SXSW FILM 2015
By Don Simpson | March 22, 2015
Director: Rick Alverson
Writer: Rick Alverson, Gregg Turkington, Tim Heidecker
Starring: Gregg Turkington, Tye Sheridan, John C. Reilly, Michael Cera, Lotte Verbeek, Dean Stockwell, Amy Seimetz, Tim Heidecker, Kalia Prescott, Tonantzin Carmelo

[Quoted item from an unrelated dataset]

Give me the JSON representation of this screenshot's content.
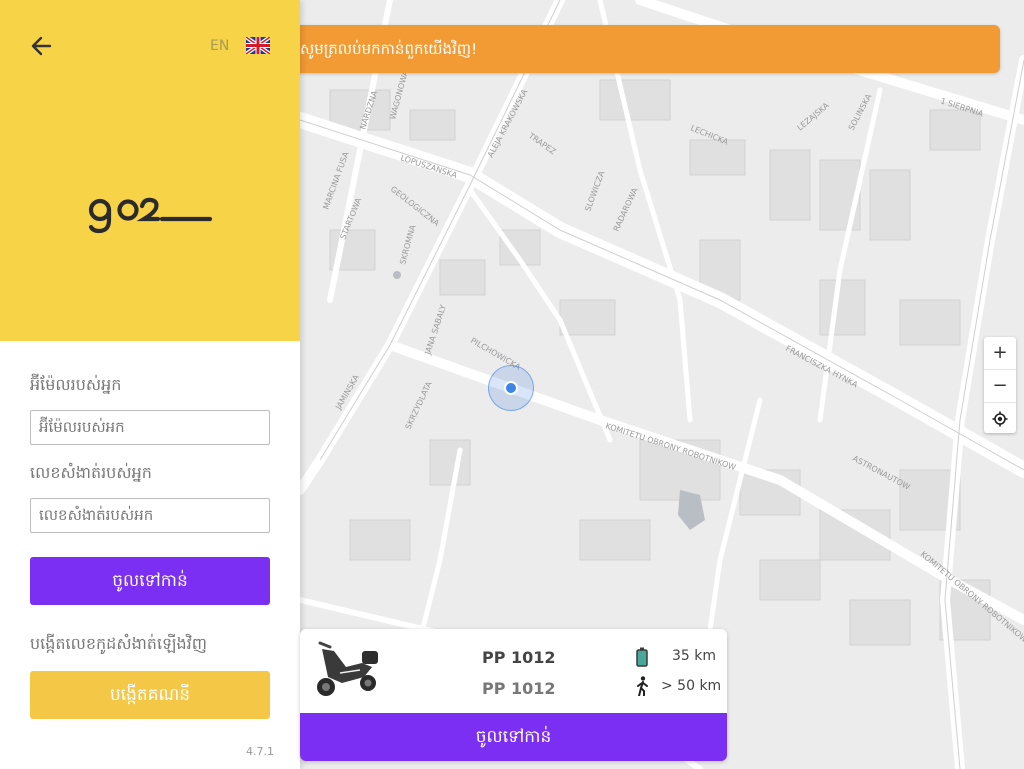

Donning a thrift store tuxedo with thinning hair manipulated into a greasy combover, Gregg Turkington channels his anti-comedy stand-up persona Neil Hamburger. While touring the comedic purgatory of dive bars and prisons across the Mojave Desert with a hapless clown sidekick (Ty Sheridan), the nameless comedian spews vile one-line zingers with the gracefulness that one hacks up phlegm. He says that he just wants to put smiles on his audience’s faces, but his shrilly antagonistic approach plays as one of shock and disgust.
Although one would assume that such a tasteless comedian would be immune to hecklers, disdainful comments from his audience repeatedly derail his routine into dramatic fits of anger. When the comedian slips back into his frumpy everyman offstage self, the lingering aftermath of yet another performance gone horribly awry visibly gnaws away at his already emotionally wrecked soul. His only lifeline is the existence of his estranged daughter whom he is presumably en route to visit; however, every time his phone calls are relegated to his daughter’s voicemail, it is yet another painful shot to his heart.
With auteurist panache, Rick Alverson presents an intoxicatingly visual allegory in which the mise-en-scène is saturated with significance and meaning. Entertainment gives us a glimpse inside his protagonist via profound symbolism, such as an airplane cemetery in which dilapidated fuselages mirror the comedian’s innards and oil fields that suggest the presence of an icky darkness beneath his surface. Then, by including a lecture on color theory, Alverson slyly instructs us on his distinctly crafted color palate.
Entertainment captures its subject with such brutal authenticity that it feels almost like a “behind the scenes” look at Neil Hamburger. Brilliantly capturing the crippling loneliness of a floundering desert comedian, Alverson follows his unlikeable protagonist as he slides deeper into a pit of existential despair. This sublimely misanthropic meditation on life follows a meandering narrative path of shaggy dog surrealism, occasionally bedazzling the protagonist’s loathsome life with random absurdities. Wallowing in the sweat and urine-soaked mire of its self-perpetuating moroseness, Entertainment‘s narrative arc is practically indiscernible, thus fabricating a pitch-perfect antithesis of its title.